Jacaranda trees are excellent street trees, but they also look magnificent standing alone in an open lawn where their withered blossoms create a vibrant carpet of blue. They produce eye-catching, golden foliage in the winter. Although many people believe them to be native plants, jacarandas are not.
They are indigenous to Brazil, where they are deciduous due to the wet and dry seasons rather than the country's chilly winters. At the conclusion of the dry season, they briefly lose their leaves; as the rains start, they grow their leaves back. However, in Australia, jacaranda leaves take on a magnificent golden yellow hue in the winter and maintain it for up to three months before blooming in the late spring, around November.

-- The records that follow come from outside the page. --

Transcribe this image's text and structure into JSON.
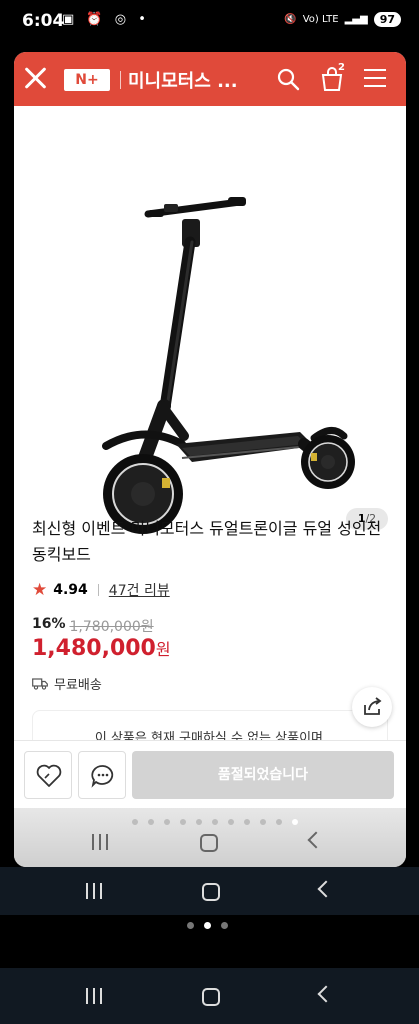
{
  "status_bar": {
    "time": "6:04",
    "icons_left": "▣ ⏰ ◎ •",
    "signal": "Vo) LTE",
    "battery": "97"
  },
  "header": {
    "logo": "N+",
    "title": "미니모터스 ...",
    "cart_count": "2"
  },
  "image": {
    "current": "1",
    "total": "/2",
    "subject": "electric-scooter"
  },
  "product": {
    "title": "최신형 이벤트 미니모터스 듀얼트론이글 듀얼 성인전동킥보드",
    "rating": "4.94",
    "reviews": "47건 리뷰",
    "discount_rate": "16%",
    "original_price": "1,780,000원",
    "price": "1,480,000",
    "price_unit": "원",
    "shipping": "무료배송"
  },
  "notice": "이 상품은 현재 구매하실 수 없는 상품이며,",
  "actions": {
    "soldout": "품절되었습니다"
  },
  "colors": {
    "brand": "#e04a3a",
    "price": "#d0202e"
  }
}
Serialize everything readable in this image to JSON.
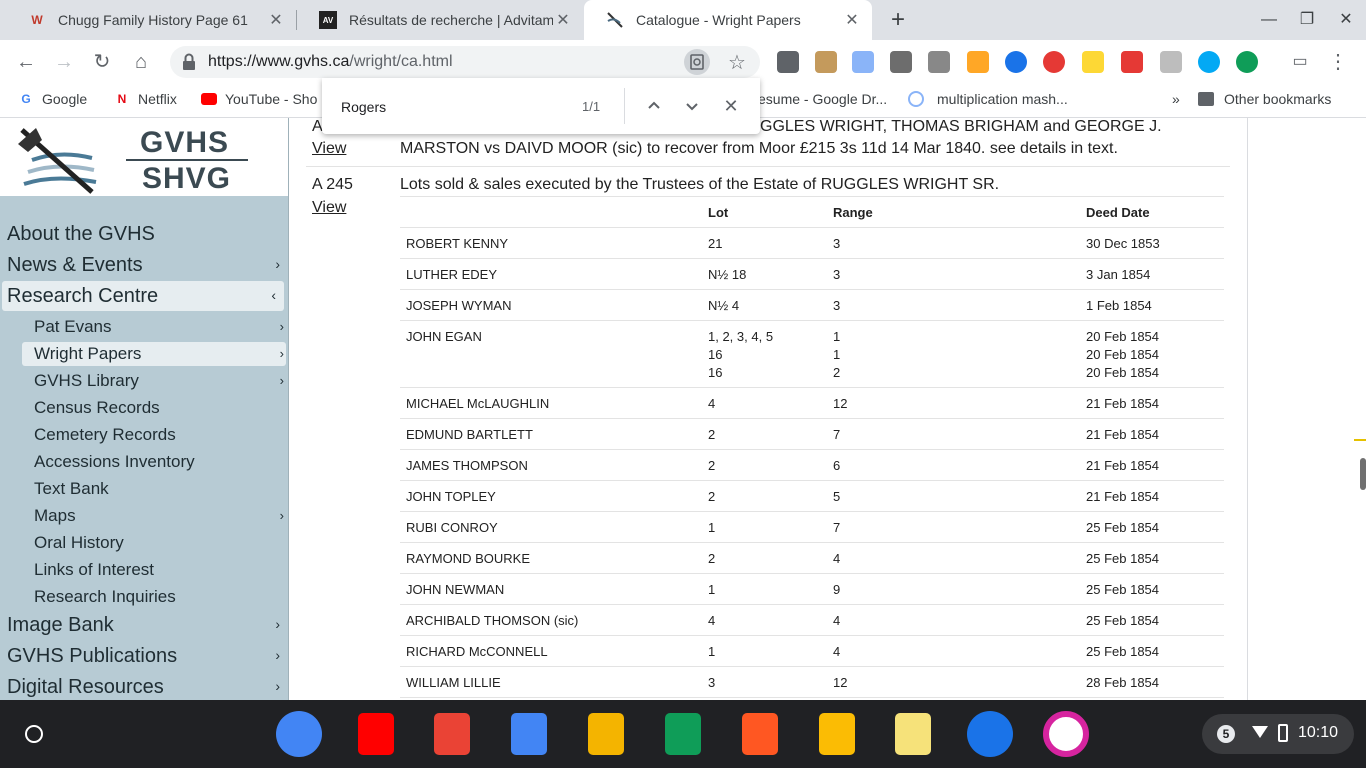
{
  "tabs": [
    {
      "title": "Chugg Family History Page 61",
      "favicon": "W",
      "favicon_color": "#c0392b"
    },
    {
      "title": "Résultats de recherche | Advitam",
      "favicon": "AV",
      "favicon_color": "#222222"
    },
    {
      "title": "Catalogue - Wright Papers",
      "favicon": "GV",
      "favicon_color": "#4a6a80"
    }
  ],
  "toolbar": {
    "url_host": "https://www.gvhs.ca",
    "url_path": "/wright/ca.html"
  },
  "bookmarks": [
    {
      "label": "Google",
      "icon": "google-icon",
      "color": "#4285f4"
    },
    {
      "label": "Netflix",
      "icon": "netflix-icon",
      "color": "#e50914"
    },
    {
      "label": "YouTube - Sho",
      "icon": "youtube-icon",
      "color": "#ff0000"
    },
    {
      "label": "esume - Google Dr...",
      "icon": "drive-icon",
      "color": "#4285f4"
    },
    {
      "label": "multiplication mash...",
      "icon": "globe-icon",
      "color": "#1a73e8"
    }
  ],
  "bookmarks_more": "»",
  "other_bookmarks": "Other bookmarks",
  "find": {
    "query": "Rogers",
    "count": "1/1"
  },
  "sidebar": {
    "logo_top": "GVHS",
    "logo_bottom": "SHVG",
    "items": [
      {
        "label": "About the GVHS",
        "chevron": ""
      },
      {
        "label": "News & Events",
        "chevron": "›"
      },
      {
        "label": "Research Centre",
        "chevron": "‹"
      }
    ],
    "subitems": [
      {
        "label": "Pat Evans",
        "chevron": "›"
      },
      {
        "label": "Wright Papers",
        "chevron": "›"
      },
      {
        "label": "GVHS Library",
        "chevron": "›"
      },
      {
        "label": "Census Records",
        "chevron": ""
      },
      {
        "label": "Cemetery Records",
        "chevron": ""
      },
      {
        "label": "Accessions Inventory",
        "chevron": ""
      },
      {
        "label": "Text Bank",
        "chevron": ""
      },
      {
        "label": "Maps",
        "chevron": "›"
      },
      {
        "label": "Oral History",
        "chevron": ""
      },
      {
        "label": "Links of Interest",
        "chevron": ""
      },
      {
        "label": "Research Inquiries",
        "chevron": ""
      }
    ],
    "items_bottom": [
      {
        "label": "Image Bank",
        "chevron": "›"
      },
      {
        "label": "GVHS Publications",
        "chevron": "›"
      },
      {
        "label": "Digital Resources",
        "chevron": "›"
      }
    ]
  },
  "entries": {
    "prev": {
      "ref": "A",
      "view": "View",
      "line1": "GGLES WRIGHT, THOMAS BRIGHAM and GEORGE J.",
      "line2": "MARSTON vs DAIVD MOOR (sic) to recover from Moor £215 3s 11d 14 Mar 1840. see details in text."
    },
    "current": {
      "ref": "A 245",
      "view": "View",
      "description": "Lots sold & sales executed by the Trustees of the Estate of RUGGLES WRIGHT SR."
    }
  },
  "table": {
    "headers": {
      "name": "",
      "lot": "Lot",
      "range": "Range",
      "date": "Deed Date"
    },
    "rows": [
      {
        "name": "ROBERT KENNY",
        "lot": "21",
        "range": "3",
        "date": "30 Dec 1853"
      },
      {
        "name": "LUTHER EDEY",
        "lot": "N½ 18",
        "range": "3",
        "date": "3 Jan 1854"
      },
      {
        "name": "JOSEPH WYMAN",
        "lot": "N½ 4",
        "range": "3",
        "date": "1 Feb 1854"
      },
      {
        "name": "JOHN EGAN",
        "lot": "1, 2, 3, 4, 5\n16\n16",
        "range": "1\n1\n2",
        "date": "20 Feb 1854\n20 Feb 1854\n20 Feb 1854"
      },
      {
        "name": "MICHAEL McLAUGHLIN",
        "lot": "4",
        "range": "12",
        "date": "21 Feb 1854"
      },
      {
        "name": "EDMUND BARTLETT",
        "lot": "2",
        "range": "7",
        "date": "21 Feb 1854"
      },
      {
        "name": "JAMES THOMPSON",
        "lot": "2",
        "range": "6",
        "date": "21 Feb 1854"
      },
      {
        "name": "JOHN TOPLEY",
        "lot": "2",
        "range": "5",
        "date": "21 Feb 1854"
      },
      {
        "name": "RUBI CONROY",
        "lot": "1",
        "range": "7",
        "date": "25 Feb 1854"
      },
      {
        "name": "RAYMOND BOURKE",
        "lot": "2",
        "range": "4",
        "date": "25 Feb 1854"
      },
      {
        "name": "JOHN NEWMAN",
        "lot": "1",
        "range": "9",
        "date": "25 Feb 1854"
      },
      {
        "name": "ARCHIBALD THOMSON (sic)",
        "lot": "4",
        "range": "4",
        "date": "25 Feb 1854"
      },
      {
        "name": "RICHARD McCONNELL",
        "lot": "1",
        "range": "4",
        "date": "25 Feb 1854"
      },
      {
        "name": "WILLIAM LILLIE",
        "lot": "3",
        "range": "12",
        "date": "28 Feb 1854"
      }
    ]
  },
  "shelf": {
    "apps": [
      {
        "name": "chrome-app",
        "color": "#4285f4"
      },
      {
        "name": "youtube-app",
        "color": "#ff0000"
      },
      {
        "name": "gmail-app",
        "color": "#ea4335"
      },
      {
        "name": "docs-app",
        "color": "#4285f4"
      },
      {
        "name": "slides-app",
        "color": "#f4b400"
      },
      {
        "name": "sheets-app",
        "color": "#0f9d58"
      },
      {
        "name": "play-music-app",
        "color": "#ff5722"
      },
      {
        "name": "keep-app",
        "color": "#fbbc04"
      },
      {
        "name": "notes-app",
        "color": "#f6e27a"
      },
      {
        "name": "files-app",
        "color": "#1a73e8"
      },
      {
        "name": "instagram-app",
        "color": "#d6249f"
      }
    ],
    "notification_count": "5",
    "clock": "10:10"
  },
  "colors": {
    "sidebar_bg": "#b7cbd4",
    "sidebar_active": "#e6edf0",
    "find_highlight": "#e5c100"
  }
}
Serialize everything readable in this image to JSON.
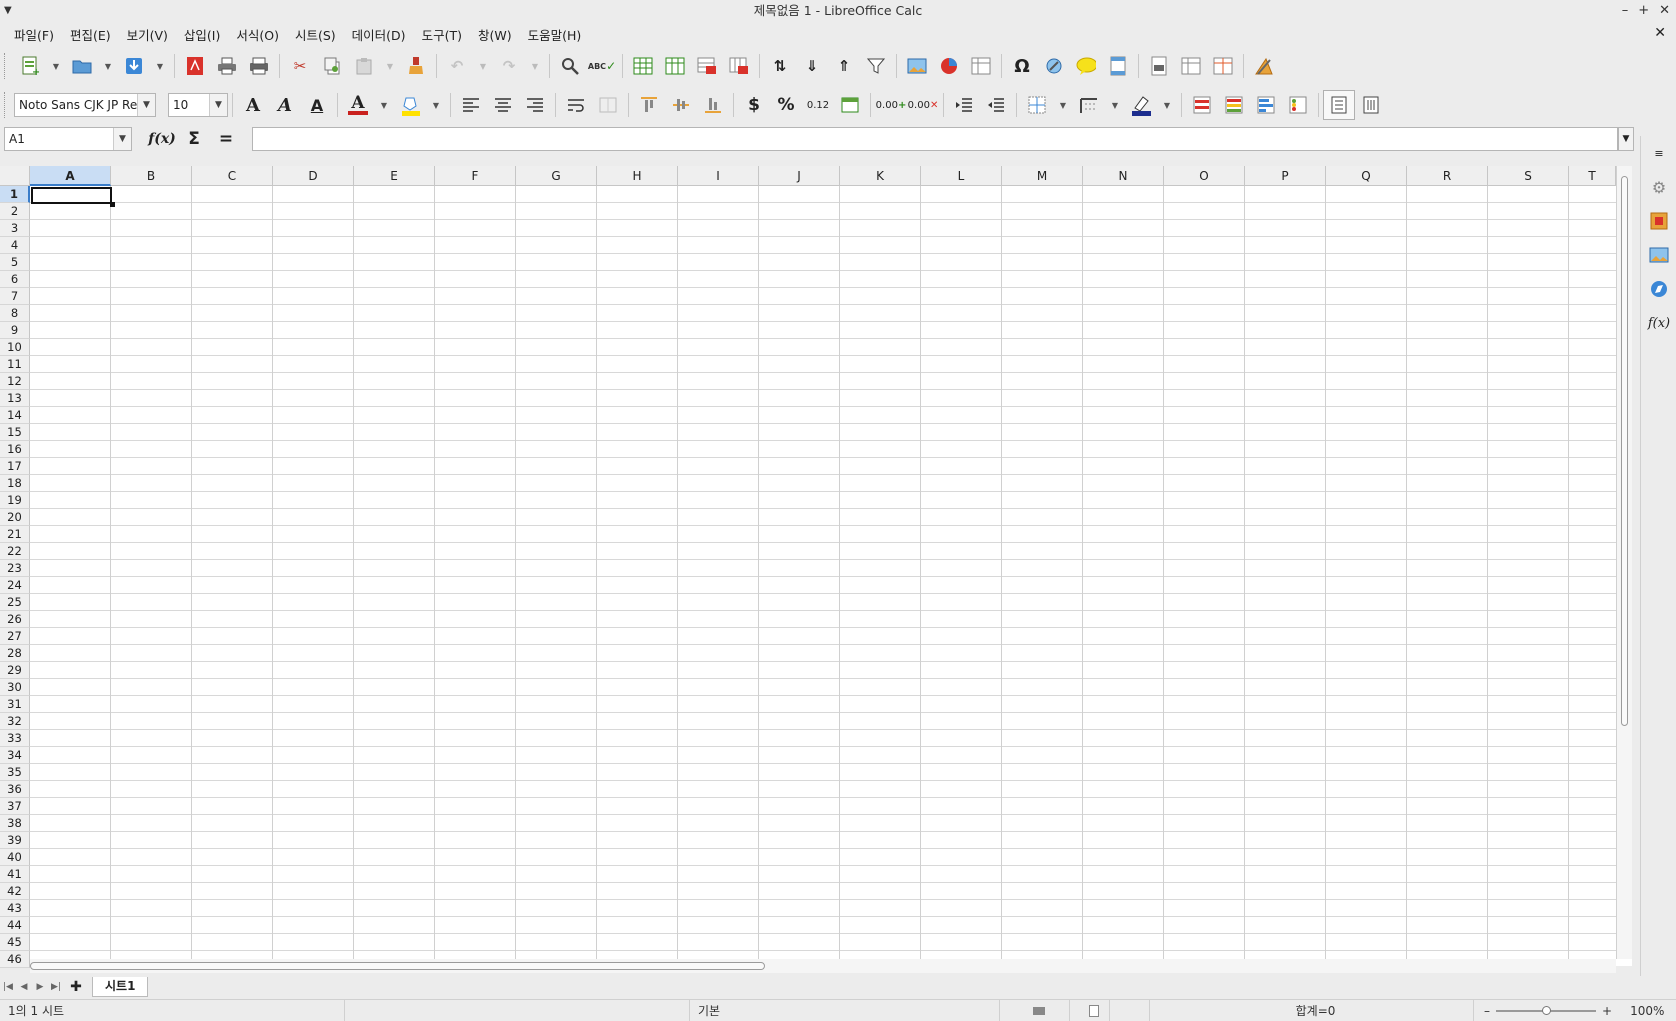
{
  "window": {
    "title": "제목없음 1 - LibreOffice Calc"
  },
  "menu": [
    "파일(F)",
    "편집(E)",
    "보기(V)",
    "삽입(I)",
    "서식(O)",
    "시트(S)",
    "데이터(D)",
    "도구(T)",
    "창(W)",
    "도움말(H)"
  ],
  "format_bar": {
    "font_name": "Noto Sans CJK JP Reg",
    "font_size": "10",
    "number_decimal_label": "0.12",
    "add_decimal_label": "0.00",
    "del_decimal_label": "0.00",
    "currency_label": "$",
    "percent_label": "%"
  },
  "formula_bar": {
    "name_box": "A1",
    "formula": ""
  },
  "columns": [
    "A",
    "B",
    "C",
    "D",
    "E",
    "F",
    "G",
    "H",
    "I",
    "J",
    "K",
    "L",
    "M",
    "N",
    "O",
    "P",
    "Q",
    "R",
    "S",
    "T"
  ],
  "rows": [
    "1",
    "2",
    "3",
    "4",
    "5",
    "6",
    "7",
    "8",
    "9",
    "10",
    "11",
    "12",
    "13",
    "14",
    "15",
    "16",
    "17",
    "18",
    "19",
    "20",
    "21",
    "22",
    "23",
    "24",
    "25",
    "26",
    "27",
    "28",
    "29",
    "30",
    "31",
    "32",
    "33",
    "34",
    "35",
    "36",
    "37",
    "38",
    "39",
    "40",
    "41",
    "42",
    "43",
    "44",
    "45",
    "46"
  ],
  "selected_cell": {
    "column": "A",
    "row": "1"
  },
  "sheet_tabs": [
    "시트1"
  ],
  "status": {
    "sheet_info": "1의 1 시트",
    "page_style": "기본",
    "sum": "합계=0",
    "zoom": "100%"
  }
}
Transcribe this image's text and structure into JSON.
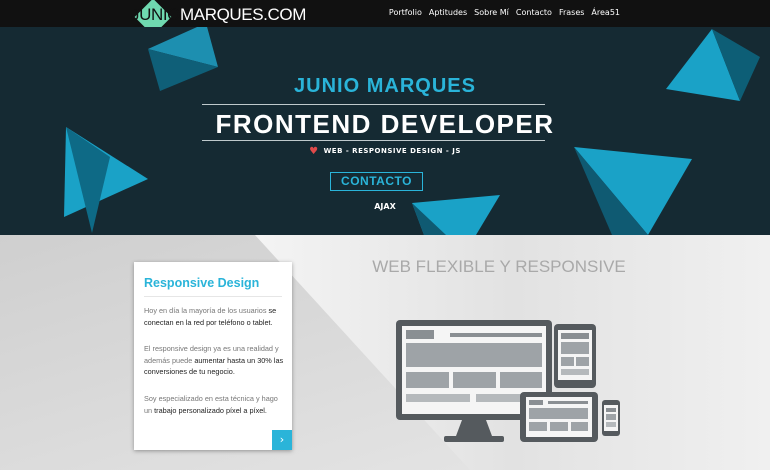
{
  "logo": {
    "part1": "JUNIO",
    "part2": "MARQUES",
    "part3": ".COM"
  },
  "nav": {
    "items": [
      "Portfolio",
      "Aptitudes",
      "Sobre Mí",
      "Contacto",
      "Frases",
      "Área51"
    ]
  },
  "hero": {
    "name": "JUNIO MARQUES",
    "title": "FRONTEND DEVELOPER",
    "subtitle": "WEB - RESPONSIVE DESIGN - JS",
    "cta": "CONTACTO",
    "tag": "AJAX"
  },
  "card": {
    "title": "Responsive Design",
    "p1_a": "Hoy en día la mayoría de los usuarios ",
    "p1_b": "se conectan en la red por teléfono o tablet.",
    "p2_a": "El responsive design ya es una realidad y además puede ",
    "p2_b": "aumentar hasta un 30% las conversiones de tu negocio.",
    "p3_a": "Soy especializado en esta técnica y hago un ",
    "p3_b": "trabajo personalizado píxel a píxel.",
    "arrow": "›"
  },
  "section": {
    "title": "WEB FLEXIBLE Y RESPONSIVE"
  },
  "colors": {
    "accent": "#2ab4d9",
    "hero_bg": "#152a33",
    "nav_bg": "#111111",
    "heart": "#e04a4a",
    "device": "#555a5e"
  }
}
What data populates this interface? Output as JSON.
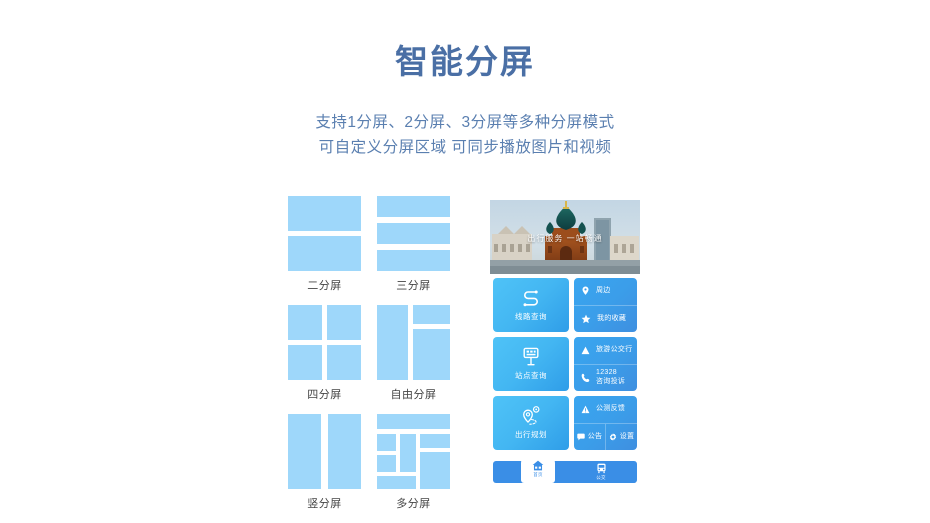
{
  "header": {
    "title": "智能分屏",
    "subtitle_line1": "支持1分屏、2分屏、3分屏等多种分屏模式",
    "subtitle_line2": "可自定义分屏区域  可同步播放图片和视频"
  },
  "split_modes": [
    {
      "id": "two-split",
      "caption": "二分屏",
      "blocks": 2
    },
    {
      "id": "three-split",
      "caption": "三分屏",
      "blocks": 3
    },
    {
      "id": "four-split",
      "caption": "四分屏",
      "blocks": 4
    },
    {
      "id": "free-split",
      "caption": "自由分屏",
      "blocks": 3
    },
    {
      "id": "vertical-split",
      "caption": "竖分屏",
      "blocks": 2
    },
    {
      "id": "multi-split",
      "caption": "多分屏",
      "blocks": 7
    }
  ],
  "phone": {
    "banner": {
      "overlay_text": "出行服务 一站畅通",
      "image_subject": "saint-sophia-cathedral-photo"
    },
    "tiles": [
      {
        "left": {
          "label": "线路查询",
          "icon": "route-s-icon"
        },
        "right": [
          {
            "label": "周边",
            "icon": "location-pin-icon"
          },
          {
            "label": "我的收藏",
            "icon": "star-icon"
          }
        ]
      },
      {
        "left": {
          "label": "站点查询",
          "icon": "bus-stop-sign-icon"
        },
        "right": [
          {
            "label": "旅游公交行",
            "icon": "mountain-icon"
          },
          {
            "label": "咨询投诉",
            "number": "12328",
            "icon": "phone-icon"
          }
        ]
      },
      {
        "left": {
          "label": "出行规划",
          "icon": "route-pins-icon"
        },
        "right": [
          {
            "label": "公测反馈",
            "icon": "warning-triangle-icon"
          }
        ],
        "right_pair": [
          {
            "label": "公告",
            "icon": "message-bubble-icon"
          },
          {
            "label": "设置",
            "icon": "gear-icon"
          }
        ]
      }
    ],
    "navbar": [
      {
        "label": "首页",
        "icon": "home-icon",
        "active": true
      },
      {
        "label": "公交",
        "icon": "bus-icon",
        "active": false
      }
    ]
  },
  "colors": {
    "title": "#4a6fa5",
    "subtitle": "#5a7fb0",
    "block": "#9ED7FA",
    "caption": "#444444",
    "tile_left": "#43b6f2",
    "tile_right": "#3b9de9",
    "navbar": "#3a8ee6"
  }
}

You must be careful where you plant these trees since they can grow to a height of 10-15 meters and a spread of the same amount. One major error that people make is to let a jacaranda to overhang their pool, which causes the fallen petals to quickly clog the filter. A jacaranda, however, makes a superb shade tree if it is planted in the proper location.